**EXERCISE AIM:** Exactly reproduce each of the entries shown below.

**RECORDS TO USE:**
--------------------------------------------------

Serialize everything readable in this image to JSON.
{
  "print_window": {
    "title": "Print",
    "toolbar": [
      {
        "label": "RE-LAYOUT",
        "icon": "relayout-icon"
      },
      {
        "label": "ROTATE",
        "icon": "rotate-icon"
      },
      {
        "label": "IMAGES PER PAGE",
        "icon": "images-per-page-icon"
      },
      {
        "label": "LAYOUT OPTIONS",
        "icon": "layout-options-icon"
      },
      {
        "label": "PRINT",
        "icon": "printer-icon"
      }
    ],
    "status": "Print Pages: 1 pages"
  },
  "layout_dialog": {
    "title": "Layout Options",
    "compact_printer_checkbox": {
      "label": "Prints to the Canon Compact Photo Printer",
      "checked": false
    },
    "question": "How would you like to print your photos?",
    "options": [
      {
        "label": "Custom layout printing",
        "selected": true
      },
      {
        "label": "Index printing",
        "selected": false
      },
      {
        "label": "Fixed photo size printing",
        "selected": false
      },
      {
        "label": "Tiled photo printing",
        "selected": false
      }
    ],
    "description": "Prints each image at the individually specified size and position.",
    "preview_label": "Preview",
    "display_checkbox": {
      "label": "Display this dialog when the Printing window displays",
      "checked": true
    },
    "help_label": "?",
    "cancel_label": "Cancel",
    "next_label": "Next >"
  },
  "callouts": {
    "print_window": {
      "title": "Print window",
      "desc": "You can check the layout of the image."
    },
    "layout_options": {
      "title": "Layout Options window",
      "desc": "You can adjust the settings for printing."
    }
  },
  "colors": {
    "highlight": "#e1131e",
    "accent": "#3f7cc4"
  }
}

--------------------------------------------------

**OUTPUT FOR THIS EXERCISE:**
Serialize everything readable in this image to JSON.
{
  "print_window": {
    "title": "Print",
    "toolbar": [
      {
        "label": "RE-LAYOUT",
        "icon": "relayout-icon"
      },
      {
        "label": "ROTATE",
        "icon": "rotate-icon"
      },
      {
        "label": "IMAGES PER PAGE",
        "icon": "images-per-page-icon"
      },
      {
        "label": "LAYOUT OPTIONS",
        "icon": "layout-options-icon"
      },
      {
        "label": "PRINT",
        "icon": "printer-icon"
      }
    ],
    "status": "Print Pages: 1 pages"
  },
  "layout_dialog": {
    "title": "Layout Options",
    "compact_printer_checkbox": {
      "label": "Prints to the Canon Compact Photo Printer",
      "checked": false
    },
    "question": "How would you like to print your photos?",
    "options": [
      {
        "label": "Custom layout printing",
        "selected": true
      },
      {
        "label": "Index printing",
        "selected": false
      },
      {
        "label": "Fixed photo size printing",
        "selected": false
      },
      {
        "label": "Tiled photo printing",
        "selected": false
      }
    ],
    "description": "Prints each image at the individually specified size and position.",
    "preview_label": "Preview",
    "display_checkbox": {
      "label": "Display this dialog when the Printing window displays",
      "checked": true
    },
    "help_label": "?",
    "cancel_label": "Cancel",
    "next_label": "Next >"
  },
  "callouts": {
    "print_window": {
      "title": "Print window",
      "desc": "You can check the layout of the image."
    },
    "layout_options": {
      "title": "Layout Options window",
      "desc": "You can adjust the settings for printing."
    }
  },
  "colors": {
    "highlight": "#e1131e",
    "accent": "#3f7cc4"
  }
}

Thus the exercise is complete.